» **Brief**
Report, from the records below, every line where the word "info" appears.
━━━━━━
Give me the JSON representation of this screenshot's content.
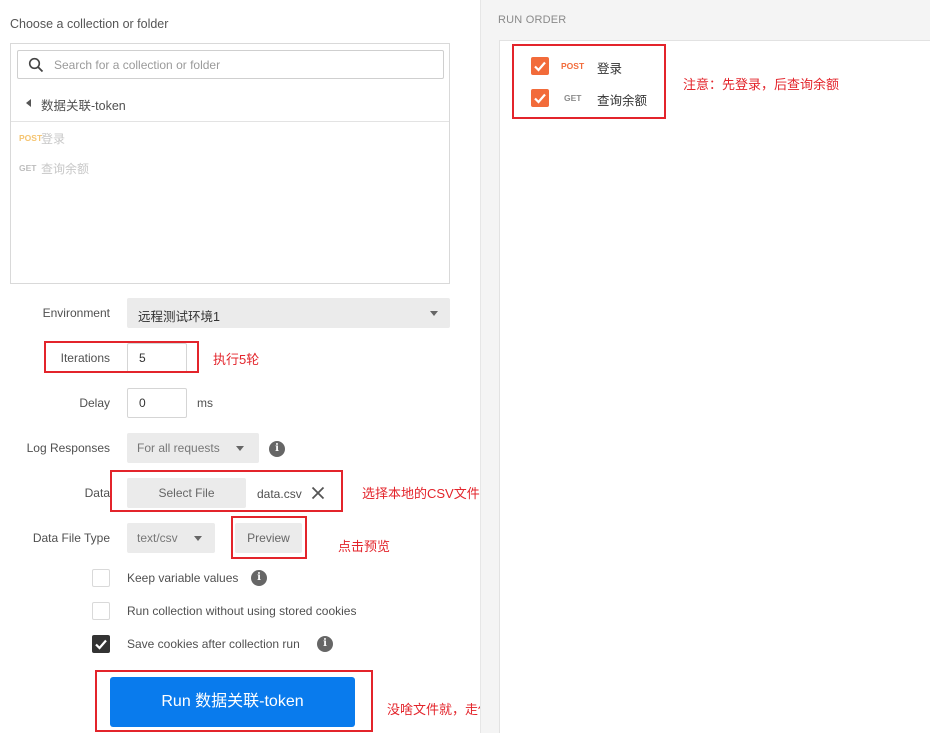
{
  "sidebar": {
    "title": "Choose a collection or folder",
    "search_placeholder": "Search for a collection or folder",
    "breadcrumb": "数据关联-token",
    "requests": [
      {
        "method": "POST",
        "name": "登录"
      },
      {
        "method": "GET",
        "name": "查询余额"
      }
    ]
  },
  "form": {
    "environment_label": "Environment",
    "environment_value": "远程测试环境1",
    "iterations_label": "Iterations",
    "iterations_value": "5",
    "delay_label": "Delay",
    "delay_value": "0",
    "delay_unit": "ms",
    "log_label": "Log Responses",
    "log_value": "For all requests",
    "data_label": "Data",
    "select_file_label": "Select File",
    "file_name": "data.csv",
    "data_file_type_label": "Data File Type",
    "data_file_type_value": "text/csv",
    "preview_label": "Preview",
    "options": [
      {
        "label": "Keep variable values",
        "checked": false,
        "info": true
      },
      {
        "label": "Run collection without using stored cookies",
        "checked": false,
        "info": false
      },
      {
        "label": "Save cookies after collection run",
        "checked": true,
        "info": true
      }
    ],
    "run_button": "Run 数据关联-token"
  },
  "run_order": {
    "title": "RUN ORDER",
    "items": [
      {
        "method": "POST",
        "name": "登录",
        "checked": true
      },
      {
        "method": "GET",
        "name": "查询余额",
        "checked": true
      }
    ]
  },
  "annotations": {
    "iterations_note": "执行5轮",
    "file_note": "选择本地的CSV文件",
    "preview_note": "点击预览",
    "run_note": "没啥文件就，走你.....",
    "order_note": "注意：先登录，后查询余额"
  },
  "colors": {
    "post": "#f5a623",
    "post_orderlist": "#f26b3a",
    "get": "#9b9b9b",
    "run_button": "#097bed",
    "annotation": "#e3242b",
    "check_orange": "#f26b3a"
  },
  "icons": [
    "search-icon",
    "caret-left-icon",
    "chevron-down-icon",
    "info-icon",
    "close-icon",
    "checkmark-icon"
  ]
}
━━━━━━
» **Expected answer**
        "info": true
        "info": false
        "info": true
    "info-icon",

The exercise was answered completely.